Munch, Poke, Ping – Acceptable Use Policy for mobile phones & social Media.
Last week I met with Stephan Carrick -Davies who released a superb report in July 2011 commissioned by the Training Deveoplemnat agencyMunch, Poke, Ping – Vulnerable young people, social media and e-safety. The focus of the research was to consider the risks which vulnerable young people, excluded from schools and being taught in Pupil Referral Units (PRUs), encounter online and through their mobile phones. The aim was to then ascertain what specific advice, support and safeguarding training staff working with these vulnerable young people need when it comes to understanding social media and mobile technology. Stephen was kind enough to sit and share some of his insights form the research in the below film clip.
Filmed interview about the Munch, Poke, Ping research.
The aim of the 2nd stage of the Much, Poke, Ping project is to create, disseminate and scale up a series of positive, creative E-safety resources targeted at staff working with vulnerable young people in PRU (Pupil Referral Units). There are 3 work packages; creation of 2 film clips; Young people to choose the theme for the film clip (identity, coping or conflict) and social media.
Stephen and I reviewed the first 2 films that have been planned, captured and edited with a group of young people from Croydon PRU. The first clip is called ‘Who’s This?’ and is about ‘Fraping’. After much discussion between Stephen and I the title of this film was changed from ‘You’ve been fraped’ to ‘Who’s This?’. As although the YP use the term ‘Fraping’, and indeed came up with the title and the subject for the film we really felt it was such an emotive term and there are dangers in re-enforcing negative language (like ‘Happy Slapping’) and sensationalising a term which although horrific can somehow minimise the impact of physical rape. The YP still talk about Fraping in the film but it is within the context of them talking about the issue and what the word means.

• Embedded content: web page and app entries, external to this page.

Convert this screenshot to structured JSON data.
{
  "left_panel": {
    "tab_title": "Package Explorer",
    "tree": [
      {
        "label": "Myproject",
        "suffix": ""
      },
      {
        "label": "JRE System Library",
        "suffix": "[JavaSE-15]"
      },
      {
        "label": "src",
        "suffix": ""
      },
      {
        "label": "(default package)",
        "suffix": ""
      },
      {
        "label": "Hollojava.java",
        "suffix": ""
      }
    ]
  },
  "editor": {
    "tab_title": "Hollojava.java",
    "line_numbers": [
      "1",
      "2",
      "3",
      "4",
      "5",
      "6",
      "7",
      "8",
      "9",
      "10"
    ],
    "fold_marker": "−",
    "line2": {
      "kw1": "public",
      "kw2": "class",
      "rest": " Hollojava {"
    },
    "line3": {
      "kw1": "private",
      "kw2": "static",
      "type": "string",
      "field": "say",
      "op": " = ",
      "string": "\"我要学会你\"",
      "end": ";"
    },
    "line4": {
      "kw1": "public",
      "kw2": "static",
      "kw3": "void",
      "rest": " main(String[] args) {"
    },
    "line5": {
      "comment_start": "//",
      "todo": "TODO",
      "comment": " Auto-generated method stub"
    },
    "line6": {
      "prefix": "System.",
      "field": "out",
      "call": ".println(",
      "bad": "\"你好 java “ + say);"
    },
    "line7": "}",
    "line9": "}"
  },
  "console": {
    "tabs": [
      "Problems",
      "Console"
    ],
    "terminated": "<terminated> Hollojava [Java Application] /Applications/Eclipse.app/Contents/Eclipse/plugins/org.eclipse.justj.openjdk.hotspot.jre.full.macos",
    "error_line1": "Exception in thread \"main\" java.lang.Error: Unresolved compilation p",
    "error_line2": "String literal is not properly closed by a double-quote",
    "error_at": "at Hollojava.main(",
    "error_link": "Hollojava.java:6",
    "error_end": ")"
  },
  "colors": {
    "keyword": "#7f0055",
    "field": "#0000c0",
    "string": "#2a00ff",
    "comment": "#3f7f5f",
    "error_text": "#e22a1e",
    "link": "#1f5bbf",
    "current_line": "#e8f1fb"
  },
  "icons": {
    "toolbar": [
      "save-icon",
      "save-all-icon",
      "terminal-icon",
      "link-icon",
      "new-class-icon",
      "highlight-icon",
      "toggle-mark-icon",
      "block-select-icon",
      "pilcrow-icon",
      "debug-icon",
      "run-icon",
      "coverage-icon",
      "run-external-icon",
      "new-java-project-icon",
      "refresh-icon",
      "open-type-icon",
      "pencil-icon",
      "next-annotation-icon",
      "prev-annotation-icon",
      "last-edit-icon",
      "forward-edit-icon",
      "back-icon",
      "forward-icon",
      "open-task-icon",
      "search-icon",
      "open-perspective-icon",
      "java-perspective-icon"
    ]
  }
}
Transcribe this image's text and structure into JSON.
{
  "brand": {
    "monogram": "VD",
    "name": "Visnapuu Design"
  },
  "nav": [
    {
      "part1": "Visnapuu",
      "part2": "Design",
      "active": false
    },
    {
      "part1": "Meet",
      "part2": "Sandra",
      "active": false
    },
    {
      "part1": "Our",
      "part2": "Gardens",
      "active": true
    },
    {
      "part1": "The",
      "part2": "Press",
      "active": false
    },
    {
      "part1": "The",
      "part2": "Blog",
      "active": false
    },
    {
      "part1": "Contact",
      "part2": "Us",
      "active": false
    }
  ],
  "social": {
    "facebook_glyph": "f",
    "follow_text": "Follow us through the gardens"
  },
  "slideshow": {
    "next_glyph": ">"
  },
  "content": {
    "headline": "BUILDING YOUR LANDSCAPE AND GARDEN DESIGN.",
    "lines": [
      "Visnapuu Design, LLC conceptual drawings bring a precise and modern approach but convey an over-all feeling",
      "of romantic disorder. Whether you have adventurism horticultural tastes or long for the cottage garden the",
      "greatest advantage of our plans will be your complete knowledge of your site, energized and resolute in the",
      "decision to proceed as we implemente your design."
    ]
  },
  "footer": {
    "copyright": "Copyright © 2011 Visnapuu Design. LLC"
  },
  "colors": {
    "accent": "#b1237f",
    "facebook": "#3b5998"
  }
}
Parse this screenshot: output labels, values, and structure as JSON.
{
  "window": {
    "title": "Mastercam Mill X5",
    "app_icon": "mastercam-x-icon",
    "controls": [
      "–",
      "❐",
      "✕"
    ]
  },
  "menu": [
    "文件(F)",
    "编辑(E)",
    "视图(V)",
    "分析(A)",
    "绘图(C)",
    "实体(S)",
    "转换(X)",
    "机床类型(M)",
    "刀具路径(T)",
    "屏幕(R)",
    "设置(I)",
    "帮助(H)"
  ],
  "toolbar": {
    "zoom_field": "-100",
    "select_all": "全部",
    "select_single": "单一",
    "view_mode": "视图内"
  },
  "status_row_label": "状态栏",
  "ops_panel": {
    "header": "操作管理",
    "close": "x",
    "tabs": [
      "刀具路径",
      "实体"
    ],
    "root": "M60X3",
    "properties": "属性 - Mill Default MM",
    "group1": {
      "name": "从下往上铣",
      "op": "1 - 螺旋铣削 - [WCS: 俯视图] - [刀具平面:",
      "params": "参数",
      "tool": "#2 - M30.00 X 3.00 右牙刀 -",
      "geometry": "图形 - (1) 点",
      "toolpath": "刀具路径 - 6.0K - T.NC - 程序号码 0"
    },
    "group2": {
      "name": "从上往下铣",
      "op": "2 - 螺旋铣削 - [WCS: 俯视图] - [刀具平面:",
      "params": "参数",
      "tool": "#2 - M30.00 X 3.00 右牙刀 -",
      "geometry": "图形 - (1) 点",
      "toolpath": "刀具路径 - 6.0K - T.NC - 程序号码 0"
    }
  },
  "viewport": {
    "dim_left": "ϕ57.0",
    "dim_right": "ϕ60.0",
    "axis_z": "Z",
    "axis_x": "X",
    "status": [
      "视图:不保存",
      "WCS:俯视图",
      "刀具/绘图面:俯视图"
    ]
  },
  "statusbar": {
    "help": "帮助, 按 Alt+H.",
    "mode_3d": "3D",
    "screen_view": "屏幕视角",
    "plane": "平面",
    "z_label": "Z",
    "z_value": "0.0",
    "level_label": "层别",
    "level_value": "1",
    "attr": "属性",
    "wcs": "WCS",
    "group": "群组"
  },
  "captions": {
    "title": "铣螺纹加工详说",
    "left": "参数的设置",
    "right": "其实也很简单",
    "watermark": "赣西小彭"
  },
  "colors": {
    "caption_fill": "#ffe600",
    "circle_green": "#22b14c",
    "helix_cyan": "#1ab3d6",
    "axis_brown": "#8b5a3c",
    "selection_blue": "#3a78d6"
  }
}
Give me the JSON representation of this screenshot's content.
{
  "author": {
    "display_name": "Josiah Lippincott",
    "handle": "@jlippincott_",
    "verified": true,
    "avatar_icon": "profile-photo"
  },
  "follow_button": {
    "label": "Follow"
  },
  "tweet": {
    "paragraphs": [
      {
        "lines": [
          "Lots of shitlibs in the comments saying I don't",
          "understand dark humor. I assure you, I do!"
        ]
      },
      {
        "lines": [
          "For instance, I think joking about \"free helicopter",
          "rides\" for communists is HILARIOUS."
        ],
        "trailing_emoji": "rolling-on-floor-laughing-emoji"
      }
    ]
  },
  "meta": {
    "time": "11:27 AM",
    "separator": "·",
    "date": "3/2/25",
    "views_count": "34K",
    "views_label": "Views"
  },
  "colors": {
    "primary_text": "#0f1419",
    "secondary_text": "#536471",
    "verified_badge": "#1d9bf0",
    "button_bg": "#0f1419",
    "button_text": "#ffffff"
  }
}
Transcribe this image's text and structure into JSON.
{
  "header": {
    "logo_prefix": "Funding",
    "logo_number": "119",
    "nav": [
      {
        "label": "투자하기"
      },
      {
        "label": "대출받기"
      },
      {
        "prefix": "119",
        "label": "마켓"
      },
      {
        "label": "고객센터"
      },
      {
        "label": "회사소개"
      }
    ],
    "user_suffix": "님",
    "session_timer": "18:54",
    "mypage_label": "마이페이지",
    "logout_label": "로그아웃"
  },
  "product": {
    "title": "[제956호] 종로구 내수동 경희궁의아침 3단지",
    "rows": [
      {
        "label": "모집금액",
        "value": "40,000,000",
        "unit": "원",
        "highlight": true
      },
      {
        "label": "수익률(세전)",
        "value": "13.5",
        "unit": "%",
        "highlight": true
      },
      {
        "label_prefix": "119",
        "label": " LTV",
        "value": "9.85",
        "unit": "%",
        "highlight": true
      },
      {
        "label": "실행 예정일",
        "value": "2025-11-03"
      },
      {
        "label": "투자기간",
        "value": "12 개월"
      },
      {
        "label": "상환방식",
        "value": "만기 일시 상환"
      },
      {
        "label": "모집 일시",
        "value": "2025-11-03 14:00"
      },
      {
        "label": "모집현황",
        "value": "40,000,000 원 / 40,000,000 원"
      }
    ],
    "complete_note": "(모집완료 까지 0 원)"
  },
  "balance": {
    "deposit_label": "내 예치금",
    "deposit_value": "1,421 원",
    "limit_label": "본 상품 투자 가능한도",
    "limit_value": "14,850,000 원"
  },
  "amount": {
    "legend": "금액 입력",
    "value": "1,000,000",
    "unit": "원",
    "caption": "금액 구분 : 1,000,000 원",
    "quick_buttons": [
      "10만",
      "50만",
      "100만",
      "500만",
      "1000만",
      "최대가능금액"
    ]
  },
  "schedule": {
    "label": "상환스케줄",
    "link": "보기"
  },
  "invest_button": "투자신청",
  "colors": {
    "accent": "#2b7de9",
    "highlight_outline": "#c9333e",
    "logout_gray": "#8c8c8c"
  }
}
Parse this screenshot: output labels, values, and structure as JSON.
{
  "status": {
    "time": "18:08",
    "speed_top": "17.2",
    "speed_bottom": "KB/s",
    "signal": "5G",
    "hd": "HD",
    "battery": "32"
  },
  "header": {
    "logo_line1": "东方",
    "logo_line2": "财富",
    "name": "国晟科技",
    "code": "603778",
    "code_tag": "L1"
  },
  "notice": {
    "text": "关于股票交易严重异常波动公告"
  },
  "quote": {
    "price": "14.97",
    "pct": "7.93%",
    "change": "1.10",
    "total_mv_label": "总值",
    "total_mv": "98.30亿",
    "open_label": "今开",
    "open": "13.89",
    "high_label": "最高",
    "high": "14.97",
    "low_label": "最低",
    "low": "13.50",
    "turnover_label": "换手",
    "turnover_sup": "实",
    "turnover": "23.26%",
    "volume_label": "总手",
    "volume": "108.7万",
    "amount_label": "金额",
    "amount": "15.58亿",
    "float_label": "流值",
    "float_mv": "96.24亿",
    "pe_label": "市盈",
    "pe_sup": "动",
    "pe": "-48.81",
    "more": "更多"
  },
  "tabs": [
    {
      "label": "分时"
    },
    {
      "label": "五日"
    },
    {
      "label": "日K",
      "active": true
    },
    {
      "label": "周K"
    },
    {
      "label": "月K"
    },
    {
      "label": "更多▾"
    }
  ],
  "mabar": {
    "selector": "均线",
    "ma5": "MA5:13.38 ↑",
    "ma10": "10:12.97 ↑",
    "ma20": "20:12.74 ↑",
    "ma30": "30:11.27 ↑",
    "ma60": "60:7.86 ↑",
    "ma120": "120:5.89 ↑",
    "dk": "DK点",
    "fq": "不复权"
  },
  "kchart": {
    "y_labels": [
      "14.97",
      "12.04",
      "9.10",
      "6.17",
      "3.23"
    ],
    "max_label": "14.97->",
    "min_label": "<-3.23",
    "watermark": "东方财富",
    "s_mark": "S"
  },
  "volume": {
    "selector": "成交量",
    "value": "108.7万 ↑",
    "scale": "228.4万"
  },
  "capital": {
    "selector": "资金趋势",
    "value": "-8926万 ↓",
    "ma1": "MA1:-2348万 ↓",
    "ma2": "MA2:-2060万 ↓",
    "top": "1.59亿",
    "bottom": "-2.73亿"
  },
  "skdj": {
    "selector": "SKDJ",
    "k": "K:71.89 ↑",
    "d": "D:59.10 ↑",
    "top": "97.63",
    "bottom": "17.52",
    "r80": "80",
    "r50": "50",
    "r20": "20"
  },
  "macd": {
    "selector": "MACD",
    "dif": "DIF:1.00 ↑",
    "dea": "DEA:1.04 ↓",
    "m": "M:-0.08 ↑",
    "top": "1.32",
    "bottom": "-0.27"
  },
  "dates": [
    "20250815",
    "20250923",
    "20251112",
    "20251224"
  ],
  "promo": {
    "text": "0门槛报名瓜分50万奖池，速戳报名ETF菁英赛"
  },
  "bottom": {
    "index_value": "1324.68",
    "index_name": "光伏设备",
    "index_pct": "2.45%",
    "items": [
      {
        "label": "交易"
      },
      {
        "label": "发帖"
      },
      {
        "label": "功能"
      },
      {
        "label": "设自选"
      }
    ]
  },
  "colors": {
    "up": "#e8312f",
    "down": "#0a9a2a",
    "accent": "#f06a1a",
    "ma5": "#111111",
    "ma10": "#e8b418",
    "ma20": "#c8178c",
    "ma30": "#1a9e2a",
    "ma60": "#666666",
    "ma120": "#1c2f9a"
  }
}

The below film clip is about the pupils of the Coningsby Centre Pupil Referral Unit sharing their experiences about technology, risk and the making of the short film “Who’s This”.
The film took 6 weeks to produce (8 sessions with the YP) and was devised with the YP. The film resulted in equipping and supporting 8 very vulnerable young people and really supporting them in not just their understanding of this issue but their acting and producing skills. In my view – ‘youth practitioners’ need to aspire to ’supporting young people to migrate from being digital consumers to digital creator’ which in turn will enable them to self advocate for their rights and future opportunities.
Stephen has invited me to help co-develop the second work package is the creation of a set of ’scenario’ lesson plans for PRU staff to use with vulnerable young people which will address the issues of risky behavior which may start online but has very serious offline consequences. The lesson plans would culminate in resource to create a PUR Acceptable Use Policy thereby allowing the young people to participate and ‘own’ the creation of the policy. The added aspiration that the deliverables will showcase how drama and film making can be used to help young people to explore their online behavior and resulting decisions off line with their friends, peers, family and school life.
In my experience of working with vulnerable young people, digital media can offer them the opportunity to access instant information regarding employment, education, health, housing and help raise their aspirations. The relationship of a young person to their mobile device is not the passive ‘lean back’ of TV or the more active ‘lean forward’ of a PC, but rather the fully interactive ‘pull it forward’ of mobile. Its up close, it’s personal and it’s always on. Each young person lives in their own personal mobile universe, and each mobile universe is unique.
Check out previous blogs to learn more about the MUNCH, POKE, PING project:
Sensationalization of online risk, Munch-Poke-Ping, Twitter & Facebook Time-line
Each young person lives in their own personal mobile universe, and each mobile universe is unique.